═══ Material provided ═══

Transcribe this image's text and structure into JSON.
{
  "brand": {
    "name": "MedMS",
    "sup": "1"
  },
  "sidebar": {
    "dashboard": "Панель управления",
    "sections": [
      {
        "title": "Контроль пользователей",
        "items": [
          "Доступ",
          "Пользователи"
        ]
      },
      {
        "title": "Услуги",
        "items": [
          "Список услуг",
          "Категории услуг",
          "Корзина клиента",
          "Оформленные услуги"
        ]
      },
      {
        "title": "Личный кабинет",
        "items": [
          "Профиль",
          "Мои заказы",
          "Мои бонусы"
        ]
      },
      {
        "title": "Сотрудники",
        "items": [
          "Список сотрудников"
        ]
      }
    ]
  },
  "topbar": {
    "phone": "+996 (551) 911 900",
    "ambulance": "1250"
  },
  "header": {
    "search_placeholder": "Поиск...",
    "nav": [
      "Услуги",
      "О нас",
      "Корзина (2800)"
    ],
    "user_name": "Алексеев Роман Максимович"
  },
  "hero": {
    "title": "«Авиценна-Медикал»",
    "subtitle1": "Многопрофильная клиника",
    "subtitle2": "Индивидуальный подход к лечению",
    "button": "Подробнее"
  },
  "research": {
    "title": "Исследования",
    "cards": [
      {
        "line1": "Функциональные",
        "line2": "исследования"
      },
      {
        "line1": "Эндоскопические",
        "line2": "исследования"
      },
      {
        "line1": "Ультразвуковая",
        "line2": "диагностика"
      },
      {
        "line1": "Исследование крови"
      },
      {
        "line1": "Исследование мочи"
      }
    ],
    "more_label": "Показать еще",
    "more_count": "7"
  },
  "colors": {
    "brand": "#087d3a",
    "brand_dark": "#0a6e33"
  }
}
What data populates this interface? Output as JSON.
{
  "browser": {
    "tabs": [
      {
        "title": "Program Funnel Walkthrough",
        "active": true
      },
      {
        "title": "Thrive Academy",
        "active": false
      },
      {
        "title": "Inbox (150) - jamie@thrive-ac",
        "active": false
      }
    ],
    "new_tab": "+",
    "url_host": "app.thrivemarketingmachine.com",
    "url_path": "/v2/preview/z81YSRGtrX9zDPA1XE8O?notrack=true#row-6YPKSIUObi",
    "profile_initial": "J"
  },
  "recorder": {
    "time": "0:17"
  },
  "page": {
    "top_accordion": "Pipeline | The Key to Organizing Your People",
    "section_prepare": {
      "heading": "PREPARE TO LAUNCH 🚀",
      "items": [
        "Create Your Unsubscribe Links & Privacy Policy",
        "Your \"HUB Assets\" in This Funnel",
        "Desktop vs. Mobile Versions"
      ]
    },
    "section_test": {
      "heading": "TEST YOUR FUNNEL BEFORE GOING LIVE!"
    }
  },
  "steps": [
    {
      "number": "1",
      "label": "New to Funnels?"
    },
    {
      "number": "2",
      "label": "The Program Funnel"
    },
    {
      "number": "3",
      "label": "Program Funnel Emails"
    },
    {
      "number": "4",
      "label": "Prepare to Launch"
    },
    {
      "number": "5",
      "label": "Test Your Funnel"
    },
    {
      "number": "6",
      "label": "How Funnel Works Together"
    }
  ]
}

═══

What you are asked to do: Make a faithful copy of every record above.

Response box:
Transcribe this image's text and structure into JSON.
{
  "brand": {
    "name": "MedMS",
    "sup": "1"
  },
  "sidebar": {
    "dashboard": "Панель управления",
    "sections": [
      {
        "title": "Контроль пользователей",
        "items": [
          "Доступ",
          "Пользователи"
        ]
      },
      {
        "title": "Услуги",
        "items": [
          "Список услуг",
          "Категории услуг",
          "Корзина клиента",
          "Оформленные услуги"
        ]
      },
      {
        "title": "Личный кабинет",
        "items": [
          "Профиль",
          "Мои заказы",
          "Мои бонусы"
        ]
      },
      {
        "title": "Сотрудники",
        "items": [
          "Список сотрудников"
        ]
      }
    ]
  },
  "topbar": {
    "phone": "+996 (551) 911 900",
    "ambulance": "1250"
  },
  "header": {
    "search_placeholder": "Поиск...",
    "nav": [
      "Услуги",
      "О нас",
      "Корзина (2800)"
    ],
    "user_name": "Алексеев Роман Максимович"
  },
  "hero": {
    "title": "«Авиценна-Медикал»",
    "subtitle1": "Многопрофильная клиника",
    "subtitle2": "Индивидуальный подход к лечению",
    "button": "Подробнее"
  },
  "research": {
    "title": "Исследования",
    "cards": [
      {
        "line1": "Функциональные",
        "line2": "исследования"
      },
      {
        "line1": "Эндоскопические",
        "line2": "исследования"
      },
      {
        "line1": "Ультразвуковая",
        "line2": "диагностика"
      },
      {
        "line1": "Исследование крови"
      },
      {
        "line1": "Исследование мочи"
      }
    ],
    "more_label": "Показать еще",
    "more_count": "7"
  },
  "colors": {
    "brand": "#087d3a",
    "brand_dark": "#0a6e33"
  }
}
What data populates this interface? Output as JSON.
{
  "browser": {
    "tabs": [
      {
        "title": "Program Funnel Walkthrough",
        "active": true
      },
      {
        "title": "Thrive Academy",
        "active": false
      },
      {
        "title": "Inbox (150) - jamie@thrive-ac",
        "active": false
      }
    ],
    "new_tab": "+",
    "url_host": "app.thrivemarketingmachine.com",
    "url_path": "/v2/preview/z81YSRGtrX9zDPA1XE8O?notrack=true#row-6YPKSIUObi",
    "profile_initial": "J"
  },
  "recorder": {
    "time": "0:17"
  },
  "page": {
    "top_accordion": "Pipeline | The Key to Organizing Your People",
    "section_prepare": {
      "heading": "PREPARE TO LAUNCH 🚀",
      "items": [
        "Create Your Unsubscribe Links & Privacy Policy",
        "Your \"HUB Assets\" in This Funnel",
        "Desktop vs. Mobile Versions"
      ]
    },
    "section_test": {
      "heading": "TEST YOUR FUNNEL BEFORE GOING LIVE!"
    }
  },
  "steps": [
    {
      "number": "1",
      "label": "New to Funnels?"
    },
    {
      "number": "2",
      "label": "The Program Funnel"
    },
    {
      "number": "3",
      "label": "Program Funnel Emails"
    },
    {
      "number": "4",
      "label": "Prepare to Launch"
    },
    {
      "number": "5",
      "label": "Test Your Funnel"
    },
    {
      "number": "6",
      "label": "How Funnel Works Together"
    }
  ]
}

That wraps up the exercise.